Matt helped Purple class get to grips with fractions using a range of Mathletics resources. I asked Matt to share his expertise of how to plan and deliver a lesson with Mathletics. Read on to find out what he said…
As ICT and Computing Teacher at Snowsfields, ICT Maths lessons are predominately taught by me in the ICT suite. In the classroom, Mathletics is used by teachers for whole-class starters and plenaries, and group work. Mathletics is also available to children who come in to school early or who wish to carry out additional consolidation work during break times.
During the lesson that Romilly observed, we were looking at fractions, more specifically equivalent fractions and using them within calculations. This was part of the wider unit of work looking at fractions,decimals and percentages.
What does a typical ICT Maths Lesson at Snowsfields Primary look like?
After introducing the lesson objective and WALT on the IWB we would usually begin with some whole class work using a Mathletics curriculum activity, with the children working on mini-whiteboards.
Children then move onto about ten minutes of independent work with related eBook activities. Unfinished activities are often completed in class or set as homework.

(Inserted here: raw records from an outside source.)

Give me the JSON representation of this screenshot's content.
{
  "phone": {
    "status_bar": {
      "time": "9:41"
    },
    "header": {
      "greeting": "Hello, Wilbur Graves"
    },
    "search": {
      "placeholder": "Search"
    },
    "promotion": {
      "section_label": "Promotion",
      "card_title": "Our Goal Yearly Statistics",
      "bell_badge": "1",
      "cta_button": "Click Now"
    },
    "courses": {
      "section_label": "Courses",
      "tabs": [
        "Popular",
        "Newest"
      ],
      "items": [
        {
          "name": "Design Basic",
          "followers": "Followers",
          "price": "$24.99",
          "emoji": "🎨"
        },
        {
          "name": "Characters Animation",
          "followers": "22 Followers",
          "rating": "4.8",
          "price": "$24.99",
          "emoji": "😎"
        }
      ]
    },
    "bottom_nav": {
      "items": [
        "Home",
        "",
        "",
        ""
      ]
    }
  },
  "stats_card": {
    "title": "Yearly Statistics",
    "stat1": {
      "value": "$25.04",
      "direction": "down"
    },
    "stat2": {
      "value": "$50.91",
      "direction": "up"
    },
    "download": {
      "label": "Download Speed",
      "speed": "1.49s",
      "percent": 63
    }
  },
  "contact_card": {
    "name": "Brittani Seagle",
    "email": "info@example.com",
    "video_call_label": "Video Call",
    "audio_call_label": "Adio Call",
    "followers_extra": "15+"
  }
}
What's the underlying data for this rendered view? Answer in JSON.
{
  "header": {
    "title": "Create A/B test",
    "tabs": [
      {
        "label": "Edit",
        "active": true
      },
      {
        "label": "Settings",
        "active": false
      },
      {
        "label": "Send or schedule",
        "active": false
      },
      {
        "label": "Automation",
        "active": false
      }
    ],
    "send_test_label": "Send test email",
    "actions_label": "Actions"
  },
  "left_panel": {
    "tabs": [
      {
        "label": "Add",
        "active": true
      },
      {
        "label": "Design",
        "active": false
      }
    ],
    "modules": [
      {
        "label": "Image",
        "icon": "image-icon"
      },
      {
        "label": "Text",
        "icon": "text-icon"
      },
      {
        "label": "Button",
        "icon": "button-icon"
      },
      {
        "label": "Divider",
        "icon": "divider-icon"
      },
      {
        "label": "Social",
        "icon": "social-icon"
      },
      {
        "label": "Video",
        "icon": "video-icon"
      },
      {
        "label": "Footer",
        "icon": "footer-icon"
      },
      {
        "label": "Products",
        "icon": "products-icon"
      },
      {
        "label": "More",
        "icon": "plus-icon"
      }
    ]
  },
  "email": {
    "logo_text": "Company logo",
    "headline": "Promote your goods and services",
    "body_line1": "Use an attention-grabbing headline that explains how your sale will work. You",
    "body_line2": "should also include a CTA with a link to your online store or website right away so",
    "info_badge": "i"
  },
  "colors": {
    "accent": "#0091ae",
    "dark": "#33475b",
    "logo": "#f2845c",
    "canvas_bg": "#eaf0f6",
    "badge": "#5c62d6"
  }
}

The main part of the lesson uses a Mathletics curriculum topic, which I sometimes create myself for a specific lesson, using Courses. The children work through the activities at their own pace, accessing Support when they need help.
Pupils then consolidate their learning, usually using a problem-solving activity from the eBooks which I display on the IWB.
Sometimes the focus of the lesson is for pupils to beat their best scores. After the starter activity, pupils move straight onto the curriculum topic. Before beginning their activities, each pupil takes a screen shot of their gold, red and blue bars. They then have 20 minutes or so to improve their best scores. We then stop, assess any misconceptions and move back to the activities. At the end of the lesson, pupils take another screenshot and examine their progress.
What needs to be done in advance of the lesson?
- Choose an introductory activity: sometimes I use Lessons to create a resource pathway to show on the IWB including the curriculum activity, eBook activities and eBook problem-solving activity)
- Print out the student mark-book from Results: I use this to see which activities students have already completed independently
- Print out eBook work packs with related topic activities
- Print out log-in details (only if you’re working with younger pupils)
What needs to be done after the lesson?
After the lesson, we share results with pupils and discuss what individuals and the class need to work on in order to make progress. We celebrate success by adding certificates to our Mathletics Wall of Fame, awarding Mathlete badges on our school social networking site, and presenting the Super Mathlete trophy each week.
Thank you Matt, I really enjoyed watching your fractions lesson. It was great to see Mathletics being used in the classroom so effectively.